Many businesses turn to alternative dispute resolution (ADR) methods in order to avoid lengthy and expensive employment litigation. Arbitration and mediation are two of the most common types of alternative dispute resolution in the workplace.
If your business is facing a possible lawsuit, you may wish to resolve the matter outside of the courtroom. Here’s a quick overview of how the experienced employment lawyers at Robert A. Klingler Co., L.P.A. can help with arbitration and mediation for employment disagreements:
Arbitration is a process that involves a third party—either a neutral individual or an arbitration panel—to listen to both sides of an argument and make a decision that solves the problem. It’s similar to a court case in that the ultimate decision is made by an uninvolved third party, but it’s much less time-consuming and costly than a litigating a case in court. This method can be either binding or nonbinding. Binding means that the decision that is reached is legally binding (as a court judgment); nonbinding means that the arbitrator’s decision is merely an opinion and either party can still pursue litigation in court.
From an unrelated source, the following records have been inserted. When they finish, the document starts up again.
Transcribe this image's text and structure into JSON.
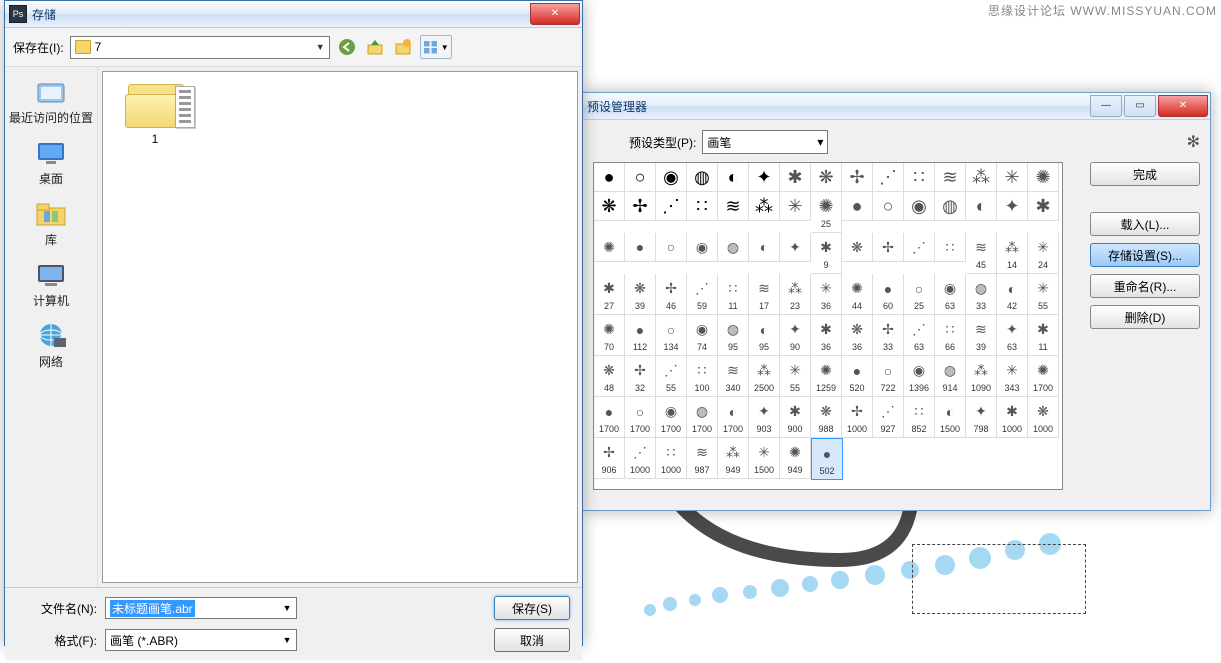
{
  "watermark": "思缘设计论坛 WWW.MISSYUAN.COM",
  "canvas": {
    "folder_label": "1"
  },
  "preset_manager": {
    "title": "预设管理器",
    "type_label": "预设类型(P):",
    "type_value": "画笔",
    "buttons": {
      "done": "完成",
      "load": "载入(L)...",
      "save_set": "存储设置(S)...",
      "rename": "重命名(R)...",
      "delete": "删除(D)"
    },
    "brush_rows": [
      [
        "",
        "",
        "",
        "",
        "",
        "",
        "",
        "",
        "",
        "",
        "",
        "",
        "",
        "",
        ""
      ],
      [
        "",
        "",
        "",
        "",
        "",
        "",
        "",
        "25",
        "",
        "",
        "",
        "",
        "",
        "",
        ""
      ],
      [
        "",
        "",
        "",
        "",
        "",
        "",
        "",
        "9",
        "",
        "",
        "",
        "",
        "45",
        "14",
        "24"
      ],
      [
        "27",
        "39",
        "46",
        "59",
        "11",
        "17",
        "23",
        "36",
        "44",
        "60",
        "25",
        "63",
        "33",
        "42"
      ],
      [
        "55",
        "70",
        "112",
        "134",
        "74",
        "95",
        "95",
        "90",
        "36",
        "36",
        "33",
        "63",
        "66",
        "39"
      ],
      [
        "63",
        "11",
        "48",
        "32",
        "55",
        "100",
        "340",
        "2500",
        "55",
        "1259",
        "520",
        "722",
        "1396",
        "914"
      ],
      [
        "1090",
        "343",
        "1700",
        "1700",
        "1700",
        "1700",
        "1700",
        "1700",
        "903",
        "900",
        "988",
        "1000",
        "927",
        "852"
      ],
      [
        "1500",
        "798",
        "1000",
        "1000",
        "906",
        "1000",
        "1000",
        "987",
        "949",
        "1500",
        "949",
        "502"
      ]
    ],
    "selected": {
      "row": 7,
      "col": 11
    }
  },
  "save_dialog": {
    "title": "存储",
    "save_in_label": "保存在(I):",
    "save_in_value": "7",
    "places": [
      {
        "key": "recent",
        "label": "最近访问的位置"
      },
      {
        "key": "desktop",
        "label": "桌面"
      },
      {
        "key": "libraries",
        "label": "库"
      },
      {
        "key": "computer",
        "label": "计算机"
      },
      {
        "key": "network",
        "label": "网络"
      }
    ],
    "filename_label": "文件名(N):",
    "filename_value": "未标题画笔.abr",
    "format_label": "格式(F):",
    "format_value": "画笔 (*.ABR)",
    "save_btn": "保存(S)",
    "cancel_btn": "取消"
  }
}
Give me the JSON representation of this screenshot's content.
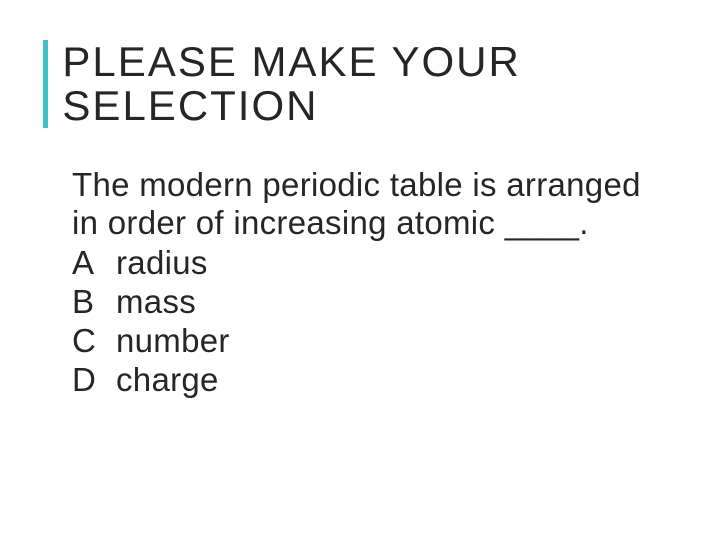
{
  "title": "PLEASE MAKE YOUR SELECTION",
  "question": "The modern periodic table is arranged in order of increasing atomic ____.",
  "options": [
    {
      "letter": "A",
      "text": "radius"
    },
    {
      "letter": "B",
      "text": "mass"
    },
    {
      "letter": "C",
      "text": "number"
    },
    {
      "letter": "D",
      "text": "charge"
    }
  ],
  "colors": {
    "accent": "#3fc0c4",
    "text": "#262626"
  }
}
Oftentimes, contracts—such as those related to sales, employment, and business partnerships—will contain an arbitration provision. This provision states that if either party encounters a legal issue while under the contract, binding arbitration will be used to solve the dispute in lieu of a lawsuit in court. Therefore, depending on your contract, this may be your only option for dispute resolution.
One of the things that can make arbitration a desirable alternative is that, generally speaking, neither party can appeal the final decision to a higher judicial body (meaning that neither party can decide to take the case into a courtroom). Some arbitration agreements allow for an appeals process, but unless agreed upon by both parties from the start, the lack of an appeals process can shorten the time for final resolution and make arbitration a desirable alternative to business litigation.
Mediation is another alternative to litigation when a problem arises in the workplace. Mediation isn’t as formal as arbitration, and it’s far less time-consuming than a trial. With mediation, the process typically focuses on negotiating a resolution with the assistance of a third-party mediator.
The mediation process may vary depending of the mediator selected by the parties. When you choose to resolve a conflict through mediation, both parties will have the opportunity to make an opening statement. The parties will then engage in discussion concerning the case with the mediator, inside or outside of the presence of the other party, and caucus with counsel as needed. The mediator will likely offer his/her opinion about the strengths and weaknesses of each side of the case, and facilitate settlement discussions. Unlike in binding arbitration, the mediator will not make a decision and the mediator’s opinion isn’t legally binding.
In many cases, mediation will only take one day. Other cases could take longer to resolve, but the cost of these sessions still tends to be much lower than the cost of a trial.
Some disputes are best handled through the litigation process, but many can be resolved just as effectively—and much more efficiently—through an alternative dispute resolution process.
Be sure to check out our page on business litigation for more information on how your business can handle a potential lawsuit. Litigation isn’t the best solution for every legal matter, so be sure to contact the Cincinnati business attorneys at Robert A. Klingler Co., L.P.A. for more information on litigation processes and alternative dispute resolution options.